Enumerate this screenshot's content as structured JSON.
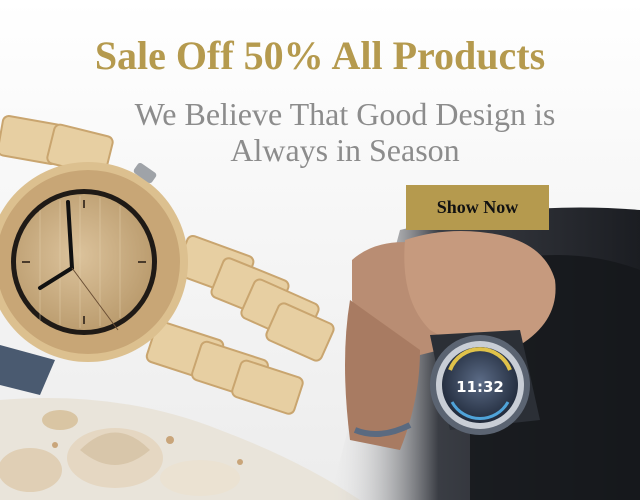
{
  "banner": {
    "headline": "Sale Off 50% All Products",
    "subline_1": "We Believe That Good Design is",
    "subline_2": "Always in Season",
    "cta_label": "Show Now",
    "smartwatch_display": "11:32"
  },
  "colors": {
    "accent_gold": "#b59a4e",
    "subline_gray": "#8c8c8c",
    "button_bg": "#b59a4e",
    "button_text": "#111111"
  },
  "icons": [
    "wooden-watch-image",
    "smartwatch-image",
    "seashell-decoration"
  ]
}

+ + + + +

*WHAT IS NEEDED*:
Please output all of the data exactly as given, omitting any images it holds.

*ANSWER TO THE EXERCISE*:
Enumerate this screenshot's content as structured JSON.
{
  "banner": {
    "headline": "Sale Off 50% All Products",
    "subline_1": "We Believe That Good Design is",
    "subline_2": "Always in Season",
    "cta_label": "Show Now",
    "smartwatch_display": "11:32"
  },
  "colors": {
    "accent_gold": "#b59a4e",
    "subline_gray": "#8c8c8c",
    "button_bg": "#b59a4e",
    "button_text": "#111111"
  },
  "icons": [
    "wooden-watch-image",
    "smartwatch-image",
    "seashell-decoration"
  ]
}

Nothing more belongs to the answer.